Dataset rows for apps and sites
====
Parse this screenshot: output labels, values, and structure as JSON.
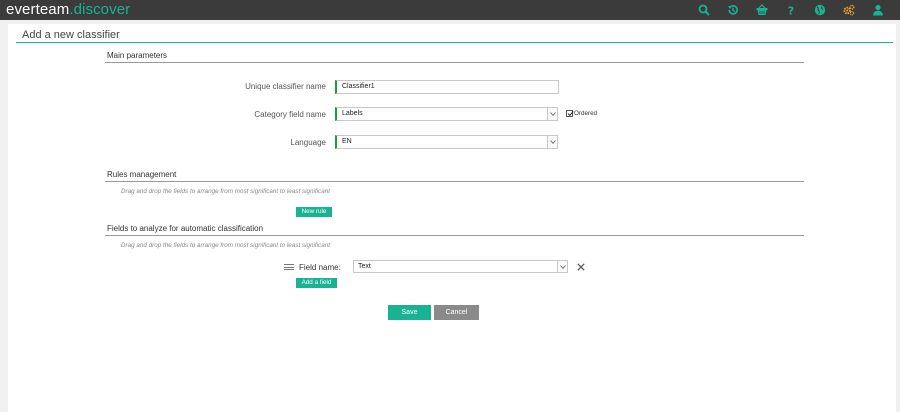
{
  "app": {
    "brand_part1": "everteam",
    "brand_part2": ".discover",
    "accent_color": "#19b394",
    "header_bg": "#3b3b3b",
    "icons": [
      "search-icon",
      "history-icon",
      "basket-icon",
      "help-icon",
      "globe-icon",
      "settings-icon",
      "user-icon"
    ]
  },
  "page": {
    "title": "Add a new classifier"
  },
  "main_parameters": {
    "title": "Main parameters",
    "classifier_name_label": "Unique classifier name",
    "classifier_name_value": "Classifier1",
    "category_field_label": "Category field name",
    "category_field_value": "Labels",
    "ordered_label": "Ordered",
    "ordered_checked": true,
    "language_label": "Language",
    "language_value": "EN"
  },
  "rules": {
    "title": "Rules management",
    "hint": "Drag and drop the fields to arrange from most significant to least significant",
    "new_rule_label": "New rule"
  },
  "fields": {
    "title": "Fields to analyze for automatic classification",
    "hint": "Drag and drop the fields to arrange from most significant to least significant",
    "field_name_label": "Field name:",
    "field_name_value": "Text",
    "add_field_label": "Add a field"
  },
  "actions": {
    "save_label": "Save",
    "cancel_label": "Cancel"
  }
}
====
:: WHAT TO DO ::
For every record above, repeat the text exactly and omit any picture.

:: YOUR RESPONSE ::
Parse this screenshot: output labels, values, and structure as JSON.
{
  "app": {
    "brand_part1": "everteam",
    "brand_part2": ".discover",
    "accent_color": "#19b394",
    "header_bg": "#3b3b3b",
    "icons": [
      "search-icon",
      "history-icon",
      "basket-icon",
      "help-icon",
      "globe-icon",
      "settings-icon",
      "user-icon"
    ]
  },
  "page": {
    "title": "Add a new classifier"
  },
  "main_parameters": {
    "title": "Main parameters",
    "classifier_name_label": "Unique classifier name",
    "classifier_name_value": "Classifier1",
    "category_field_label": "Category field name",
    "category_field_value": "Labels",
    "ordered_label": "Ordered",
    "ordered_checked": true,
    "language_label": "Language",
    "language_value": "EN"
  },
  "rules": {
    "title": "Rules management",
    "hint": "Drag and drop the fields to arrange from most significant to least significant",
    "new_rule_label": "New rule"
  },
  "fields": {
    "title": "Fields to analyze for automatic classification",
    "hint": "Drag and drop the fields to arrange from most significant to least significant",
    "field_name_label": "Field name:",
    "field_name_value": "Text",
    "add_field_label": "Add a field"
  },
  "actions": {
    "save_label": "Save",
    "cancel_label": "Cancel"
  }
}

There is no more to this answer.